What can be done?
There are many young people who show this type of behavioral pattern. A stressful childhood often triggers low motivation, anxiety disorders, depression, and behavioral or substance addictions. What can be done?
As a matter of fact, protecting children should be an essential pillar in every community and advanced society. Detecting the dysfunctional family or the neglected or abused child is something that must be established in the school as a protocol. However, if these situations have already happened and an adolescent or young adult is already experiencing behavioral and mental health problems, we must act.
The sooner we intervene, the sooner we can prevent other more serious circumstances from happening. Psychological and social support, added to family counseling, can help in these cases. It’s also worth remembering the words of the French neurologist and ethologist, Boris Cyrulnik. He claimed that no child is doomed by their past. In fact, he stated, “A person should never be determined by his or her trauma”. Change is always possible, and happiness is a reality that every person deserves.It might interest you...
All cited sources were thoroughly reviewed by our team to ensure their quality, reliability, currency, and validity. The bibliography of this article was considered reliable and of academic or scientific accuracy.
- Hanson, J. L., Williams, A. V., Bangasser, D. A., & Peña, C. J. (2021). Impact of Early Life Stress on Reward Circuit Function and Regulation. Frontiers in psychiatry, 12, 744690. https://doi.org/10.3389/fpsyt.2021.744690
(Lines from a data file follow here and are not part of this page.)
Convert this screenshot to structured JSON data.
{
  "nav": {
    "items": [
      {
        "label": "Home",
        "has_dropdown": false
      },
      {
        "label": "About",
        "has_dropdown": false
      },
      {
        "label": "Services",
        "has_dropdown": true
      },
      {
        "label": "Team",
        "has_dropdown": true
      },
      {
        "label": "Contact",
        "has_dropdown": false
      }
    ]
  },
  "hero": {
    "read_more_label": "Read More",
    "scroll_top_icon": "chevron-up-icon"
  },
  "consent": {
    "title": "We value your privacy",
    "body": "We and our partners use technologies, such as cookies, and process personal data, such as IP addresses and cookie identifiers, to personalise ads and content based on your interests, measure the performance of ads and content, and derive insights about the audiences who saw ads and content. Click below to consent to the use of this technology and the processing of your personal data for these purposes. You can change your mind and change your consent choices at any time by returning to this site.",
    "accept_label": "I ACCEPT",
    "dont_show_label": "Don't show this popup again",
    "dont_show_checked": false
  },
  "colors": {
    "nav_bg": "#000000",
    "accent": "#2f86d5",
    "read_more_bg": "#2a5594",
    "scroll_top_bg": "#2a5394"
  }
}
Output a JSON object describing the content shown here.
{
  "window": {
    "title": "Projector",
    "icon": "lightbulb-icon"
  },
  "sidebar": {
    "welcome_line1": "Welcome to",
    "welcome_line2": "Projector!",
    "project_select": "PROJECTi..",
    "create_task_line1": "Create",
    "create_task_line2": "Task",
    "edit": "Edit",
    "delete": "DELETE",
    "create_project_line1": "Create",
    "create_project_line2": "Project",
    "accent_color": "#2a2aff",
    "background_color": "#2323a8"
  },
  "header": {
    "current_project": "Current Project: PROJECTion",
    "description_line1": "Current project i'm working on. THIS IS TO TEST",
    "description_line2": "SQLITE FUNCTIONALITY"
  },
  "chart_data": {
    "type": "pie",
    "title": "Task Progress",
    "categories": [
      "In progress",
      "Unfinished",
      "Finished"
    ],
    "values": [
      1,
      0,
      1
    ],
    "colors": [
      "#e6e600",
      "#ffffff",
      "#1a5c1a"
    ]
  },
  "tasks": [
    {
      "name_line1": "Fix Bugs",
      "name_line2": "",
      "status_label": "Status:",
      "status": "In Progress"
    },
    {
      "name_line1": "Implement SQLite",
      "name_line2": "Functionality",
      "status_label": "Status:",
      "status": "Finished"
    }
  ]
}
- McEwen B. S. (2011). Effects of stress on the developing brain. Cerebrum: the Dana forum on brain science, 2011, 14.